Gently fit it to the pie pan especially in the bottom edges with light hands. Place the lined pie in the fridge while you prepare the filling. Pro tip - You need about an inch more than the edge of your pie pan so you can trim the excess dough.
Add the filling
Preheat the oven to the temperature directed in the recipe. Fill the lined and chilled bottom pie crust with filling (today I am using apple pie filling).
Roll the top crust
Roll the top crust - Dust the work surface with flour. Open the larger disc of shortcrust pastry for the top of the pie and roll it larger than the pie pan (about 12 inches).Pro tip - Use your pie pan as a guide to know how big you need it plus extra for crimping.
Cut excess - Place the second disc on top. Cut off excess at the edges leaving an inch of overhang.
Crimp the edges - Fold the top pastry under the bottom pastry (see video). Crimp the edge by forming a V shape with your thumb and index finger (see video).Pro tip - Alternatively, you can make impressions around the pie using the tings of a fork.
Brush with egg wash. For my apple pie, I also sprinkle it with granulated sugar. Sugar adds a nice crunch but can be omitted. Pro tip - For the egg wash, combine the egg and water. Then, use a pastry brush to brush it on the pastry.
Place the pie on a baking tray to catch any juices. Cut a few slits on the top crust with a knife. I like to do about 6 to 8 cuts. Pro tip - The slits or cuts on the top crust are for steam to escape so the pastry won't puff up and break.
Bake the pie as directed in your recipe. As a guide here is how I bake my pies with a double crust.- Bake at 400°F / 200°C / Gas Mark 6 for 15 minutes. -Then, reduce the temperature to 350°F / 177°C / Gas Mark 4 and cook another 35 to 40 minutes.Pro tip - After 20 to 25 minutes, cover edges loosely with foil or pie shield to prevent the top crust from becoming too dark.
The secret to making a perfect pie crust is not only in the recipe but in the method of making it.
Fat - you will see a big difference in the quality of your crust based on the fat you use. If you ask my mom, it can't be all butter. It had to be mostly full-fat GHEE (Shortening) and some butter for flavor. The higher the ratio your fat is, the better the crust. My grandmother would use 100% lard (animal fat). For her, making a pie crust with butter is a No-No! And yet, she lived healthily until 89. I, on the other hand, never use lard for making my pie crust. I use butter or sometimes half butter and half veg shortening. I'd be lucky if I live to her age..!
The amount of water in your pie dough plays a very important role in the final texture. Too much water will make your crust very tough. And too little will make it very crumbly. Crumbly is good, and yet you still want to be able to hold a slice of pie.
Avoid the fat/butter from melting into your flour. I usually place my bowl with the flour and chilled butter into the fridge for at least half an hour before I start to work it into the dough. Those of you living in a hot and humid climate can avoid touching the dough too much with your hands by rolling the pastry between two parchment papers.

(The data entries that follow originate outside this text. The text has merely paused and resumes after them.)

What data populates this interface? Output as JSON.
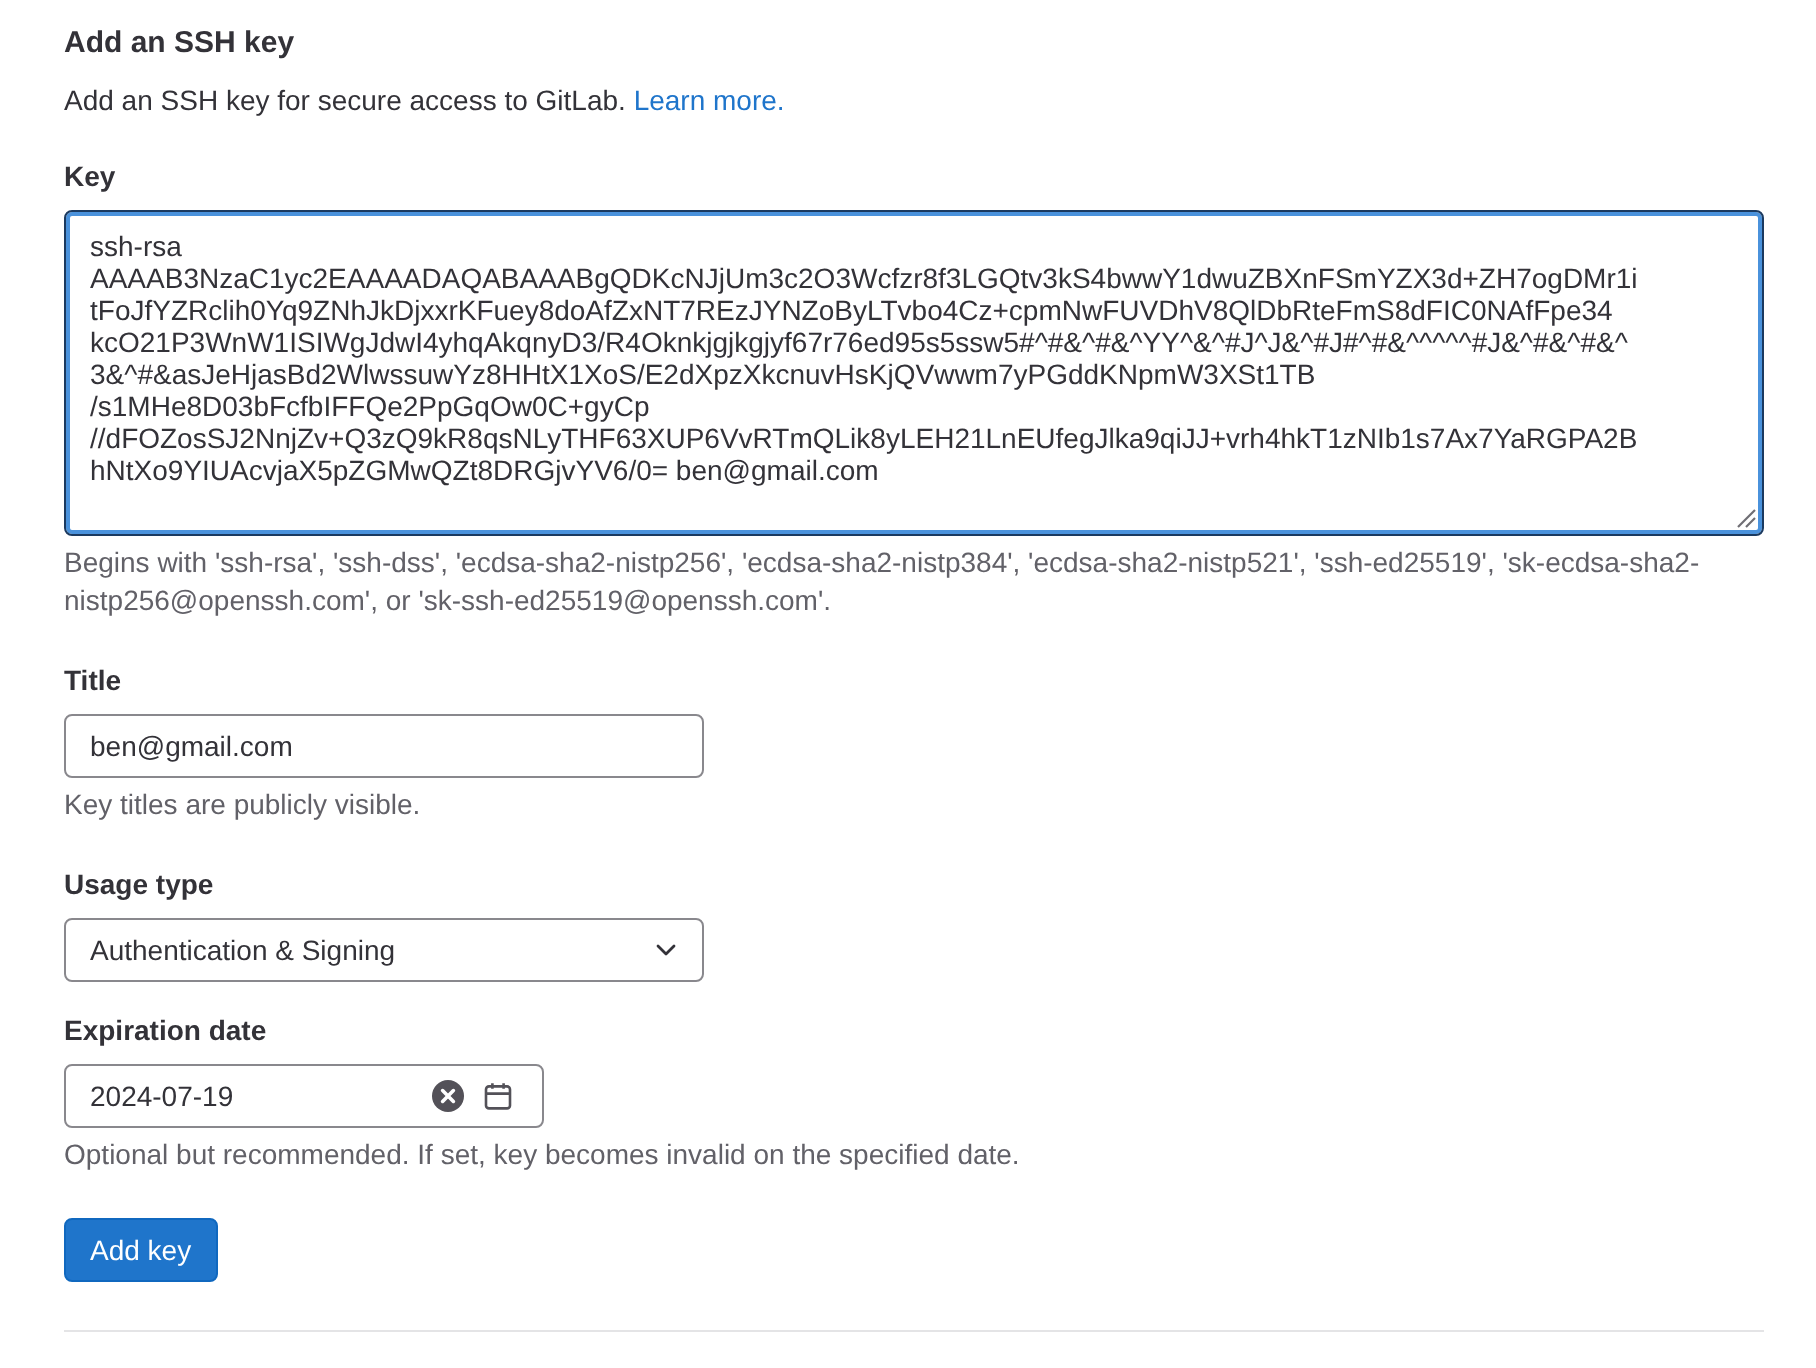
{
  "heading": "Add an SSH key",
  "intro": {
    "text": "Add an SSH key for secure access to GitLab. ",
    "link": "Learn more."
  },
  "fields": [
    {
      "kind": "textarea",
      "label": "Key",
      "focused": true,
      "value": "ssh-rsa\nAAAAB3NzaC1yc2EAAAADAQABAAABgQDKcNJjUm3c2O3Wcfzr8f3LGQtv3kS4bwwY1dwuZBXnFSmYZX3d+ZH7ogDMr1i\ntFoJfYZRclih0Yq9ZNhJkDjxxrKFuey8doAfZxNT7REzJYNZoByLTvbo4Cz+cpmNwFUVDhV8QlDbRteFmS8dFIC0NAfFpe34\nkcO21P3WnW1ISIWgJdwI4yhqAkqnyD3/R4Oknkjgjkgjyf67r76ed95s5ssw5#^#&^#&^YY^&^#J^J&^#J#^#&^^^^^#J&^#&^#&^\n3&^#&asJeHjasBd2WlwssuwYz8HHtX1XoS/E2dXpzXkcnuvHsKjQVwwm7yPGddKNpmW3XSt1TB\n/s1MHe8D03bFcfbIFFQe2PpGqOw0C+gyCp\n//dFOZosSJ2NnjZv+Q3zQ9kR8qsNLyTHF63XUP6VvRTmQLik8yLEH21LnEUfegJlka9qiJJ+vrh4hkT1zNIb1s7Ax7YaRGPA2B\nhNtXo9YIUAcvjaX5pZGMwQZt8DRGjvYV6/0= ben@gmail.com",
      "hint": "Begins with 'ssh-rsa', 'ssh-dss', 'ecdsa-sha2-nistp256', 'ecdsa-sha2-nistp384', 'ecdsa-sha2-nistp521', 'ssh-ed25519', 'sk-ecdsa-sha2-nistp256@openssh.com', or 'sk-ssh-ed25519@openssh.com'."
    },
    {
      "kind": "text",
      "label": "Title",
      "focused": false,
      "value": "ben@gmail.com",
      "hint": "Key titles are publicly visible."
    },
    {
      "kind": "select",
      "label": "Usage type",
      "focused": false,
      "value": "Authentication & Signing"
    },
    {
      "kind": "date",
      "label": "Expiration date",
      "focused": false,
      "value": "2024-07-19",
      "hint": "Optional but recommended. If set, key becomes invalid on the specified date."
    }
  ],
  "submit_button": "Add key"
}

Also, use chilled iced water to maintain the temperature of the dough.
Cool the pie crust for at least half-hour before you bake. This will prevent the sides from shrinking.

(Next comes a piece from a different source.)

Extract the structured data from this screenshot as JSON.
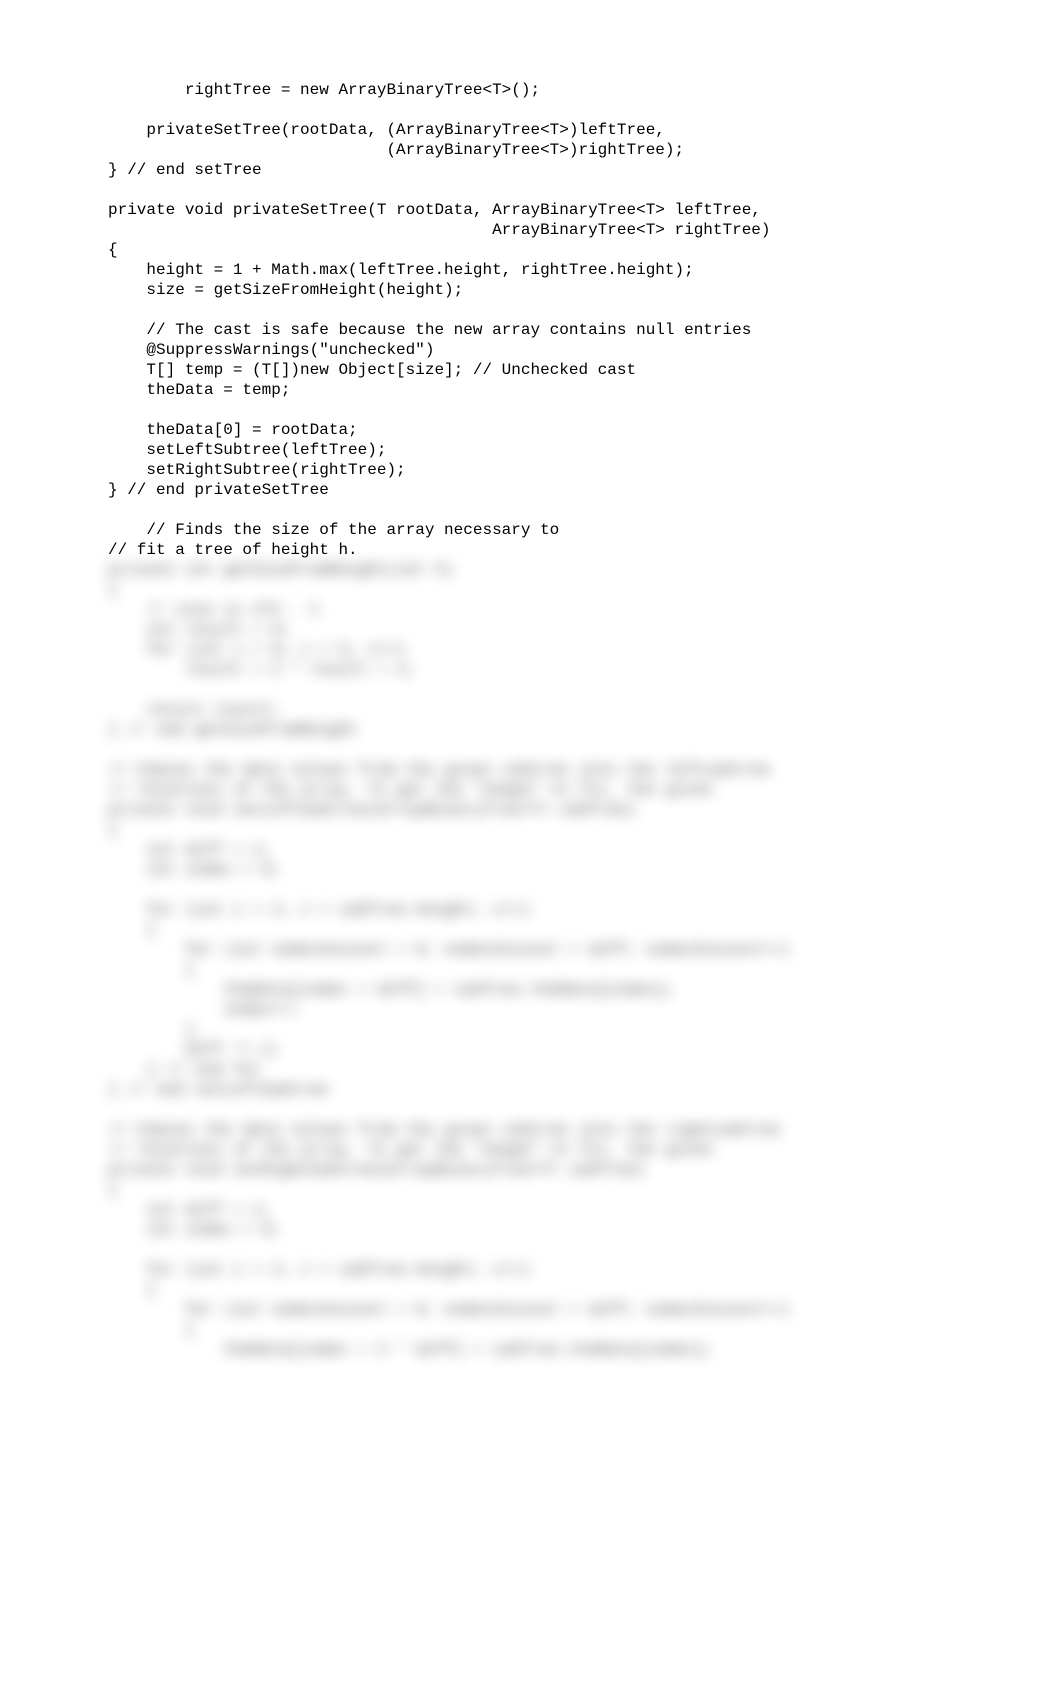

Let the pre-baked crust cool for 15 minutes before you add in the filling. This will prevent the liquid from being absorbed into the crust. And if your filling is very liquidy, brush the pastry with egg white, before adding the filling. This creates a seal between the filling and crust.
The nutrition information and metric conversion are calculated automatically. I cannot guarantee its accuracy. If this data is important to you please verify with your trusted nutrition calculator. Thank you